● **Work to be completed**: In the records that come next, find every line with "Breast". Return those lines.

*** Input Section Begins ***

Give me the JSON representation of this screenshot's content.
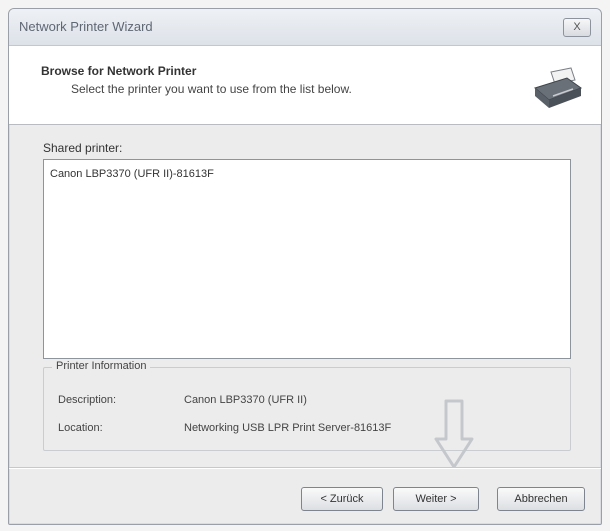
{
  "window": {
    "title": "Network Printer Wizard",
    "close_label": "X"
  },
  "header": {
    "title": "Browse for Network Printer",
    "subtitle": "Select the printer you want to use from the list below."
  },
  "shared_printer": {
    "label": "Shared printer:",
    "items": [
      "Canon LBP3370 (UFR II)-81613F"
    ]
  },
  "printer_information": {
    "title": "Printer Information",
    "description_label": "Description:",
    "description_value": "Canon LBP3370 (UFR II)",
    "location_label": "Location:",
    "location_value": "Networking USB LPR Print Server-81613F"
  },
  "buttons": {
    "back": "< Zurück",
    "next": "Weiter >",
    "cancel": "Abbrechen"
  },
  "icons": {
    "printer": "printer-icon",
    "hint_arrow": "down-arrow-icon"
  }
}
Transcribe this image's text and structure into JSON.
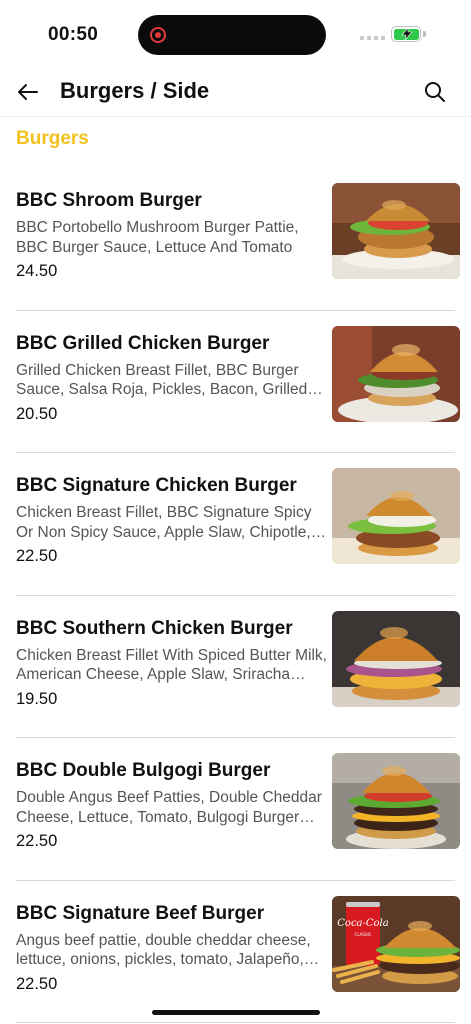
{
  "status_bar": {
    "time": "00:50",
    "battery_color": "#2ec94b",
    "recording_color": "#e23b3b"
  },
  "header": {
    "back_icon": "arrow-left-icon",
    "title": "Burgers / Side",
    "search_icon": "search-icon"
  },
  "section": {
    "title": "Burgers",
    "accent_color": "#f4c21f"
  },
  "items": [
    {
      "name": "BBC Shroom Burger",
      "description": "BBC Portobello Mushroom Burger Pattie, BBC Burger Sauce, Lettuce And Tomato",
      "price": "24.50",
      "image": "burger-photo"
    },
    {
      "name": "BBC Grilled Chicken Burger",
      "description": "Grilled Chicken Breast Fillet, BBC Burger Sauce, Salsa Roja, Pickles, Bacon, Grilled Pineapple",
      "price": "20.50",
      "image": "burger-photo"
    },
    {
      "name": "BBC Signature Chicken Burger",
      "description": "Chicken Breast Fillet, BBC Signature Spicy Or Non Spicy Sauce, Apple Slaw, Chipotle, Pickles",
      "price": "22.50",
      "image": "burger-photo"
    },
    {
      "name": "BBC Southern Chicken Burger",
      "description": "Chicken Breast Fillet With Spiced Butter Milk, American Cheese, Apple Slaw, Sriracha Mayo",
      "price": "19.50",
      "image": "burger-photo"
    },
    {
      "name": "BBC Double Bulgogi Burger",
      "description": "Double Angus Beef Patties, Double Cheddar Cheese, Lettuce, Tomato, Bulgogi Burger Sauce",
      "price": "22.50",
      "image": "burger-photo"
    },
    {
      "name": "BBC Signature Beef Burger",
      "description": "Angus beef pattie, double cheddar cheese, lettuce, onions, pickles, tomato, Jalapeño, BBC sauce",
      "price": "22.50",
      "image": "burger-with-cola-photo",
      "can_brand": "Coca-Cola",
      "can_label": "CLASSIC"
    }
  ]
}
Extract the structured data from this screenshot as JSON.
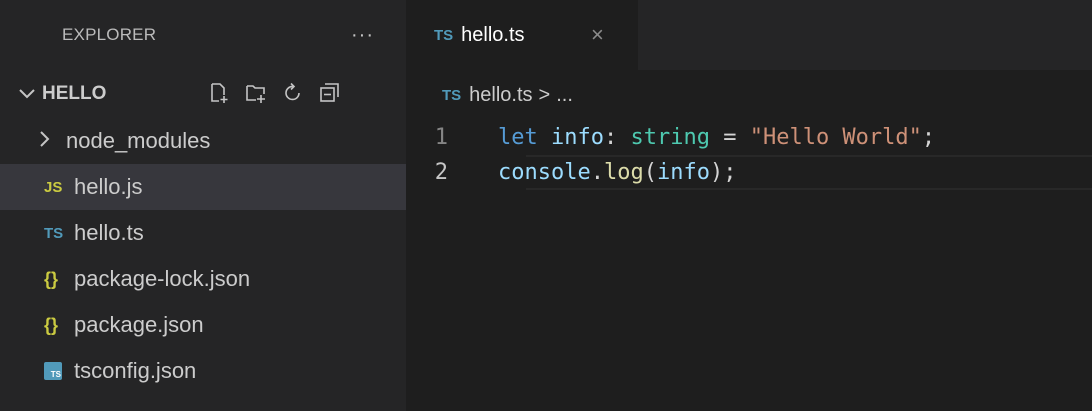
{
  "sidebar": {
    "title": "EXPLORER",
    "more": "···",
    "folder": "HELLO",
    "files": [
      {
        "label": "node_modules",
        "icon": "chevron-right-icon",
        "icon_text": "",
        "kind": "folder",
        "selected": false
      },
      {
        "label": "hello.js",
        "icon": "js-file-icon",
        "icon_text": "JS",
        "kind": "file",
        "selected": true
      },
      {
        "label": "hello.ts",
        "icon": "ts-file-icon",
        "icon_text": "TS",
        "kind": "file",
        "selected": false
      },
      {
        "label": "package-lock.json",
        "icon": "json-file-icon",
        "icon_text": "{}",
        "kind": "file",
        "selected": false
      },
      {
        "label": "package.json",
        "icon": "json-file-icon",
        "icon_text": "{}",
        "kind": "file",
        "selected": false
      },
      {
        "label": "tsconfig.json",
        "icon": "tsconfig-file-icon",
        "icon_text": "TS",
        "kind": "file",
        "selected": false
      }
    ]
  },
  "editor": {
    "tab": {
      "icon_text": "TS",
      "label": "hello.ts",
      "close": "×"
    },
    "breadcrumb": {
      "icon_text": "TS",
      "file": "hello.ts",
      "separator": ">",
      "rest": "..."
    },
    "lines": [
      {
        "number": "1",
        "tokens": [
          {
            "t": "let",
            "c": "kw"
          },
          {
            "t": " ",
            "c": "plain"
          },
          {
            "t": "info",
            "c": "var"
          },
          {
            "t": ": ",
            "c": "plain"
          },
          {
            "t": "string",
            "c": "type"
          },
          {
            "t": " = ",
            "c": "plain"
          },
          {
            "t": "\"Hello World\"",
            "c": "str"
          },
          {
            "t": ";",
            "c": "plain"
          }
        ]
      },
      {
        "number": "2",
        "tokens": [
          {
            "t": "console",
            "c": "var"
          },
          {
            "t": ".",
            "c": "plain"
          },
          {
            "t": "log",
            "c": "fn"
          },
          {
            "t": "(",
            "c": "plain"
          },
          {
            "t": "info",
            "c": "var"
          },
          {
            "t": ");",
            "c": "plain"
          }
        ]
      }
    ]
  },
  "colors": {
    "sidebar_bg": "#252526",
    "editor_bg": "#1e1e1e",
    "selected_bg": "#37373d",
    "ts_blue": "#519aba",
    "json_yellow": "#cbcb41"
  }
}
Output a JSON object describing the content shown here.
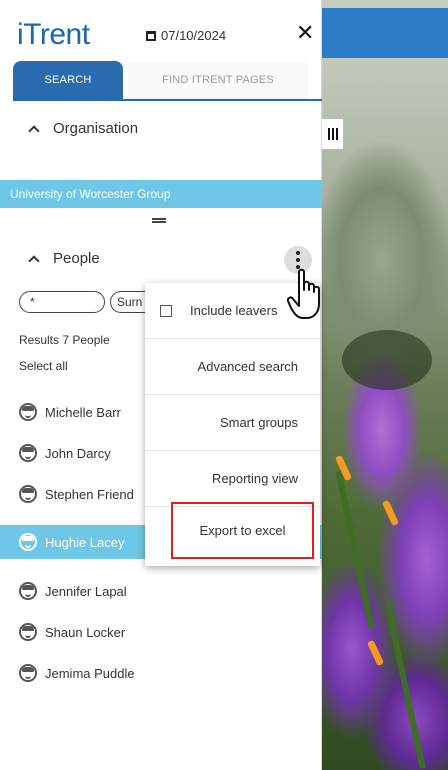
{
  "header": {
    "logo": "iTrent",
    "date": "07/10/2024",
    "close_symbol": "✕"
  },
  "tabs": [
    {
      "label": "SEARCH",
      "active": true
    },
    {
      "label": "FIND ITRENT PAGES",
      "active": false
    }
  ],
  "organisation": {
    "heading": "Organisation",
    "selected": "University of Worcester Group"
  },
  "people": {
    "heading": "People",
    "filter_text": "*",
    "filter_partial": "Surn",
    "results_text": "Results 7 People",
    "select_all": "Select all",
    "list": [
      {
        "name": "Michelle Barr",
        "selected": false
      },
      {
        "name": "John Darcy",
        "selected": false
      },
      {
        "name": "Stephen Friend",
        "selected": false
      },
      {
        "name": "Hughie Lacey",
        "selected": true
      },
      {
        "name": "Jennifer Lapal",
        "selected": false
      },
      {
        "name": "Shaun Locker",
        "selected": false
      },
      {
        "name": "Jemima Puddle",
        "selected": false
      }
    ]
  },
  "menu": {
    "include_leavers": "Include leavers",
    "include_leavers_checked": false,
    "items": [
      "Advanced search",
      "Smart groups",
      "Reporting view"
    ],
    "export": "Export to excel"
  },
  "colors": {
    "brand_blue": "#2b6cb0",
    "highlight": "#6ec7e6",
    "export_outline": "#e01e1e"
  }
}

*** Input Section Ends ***

● **Reply to the task**:
      "description": "Grilled Chicken Breast Fillet, BBC Burger Sauce, Salsa Roja, Pickles, Bacon, Grilled Pineapple",
      "description": "Chicken Breast Fillet, BBC Signature Spicy Or Non Spicy Sauce, Apple Slaw, Chipotle, Pickles",
      "description": "Chicken Breast Fillet With Spiced Butter Milk, American Cheese, Apple Slaw, Sriracha Mayo",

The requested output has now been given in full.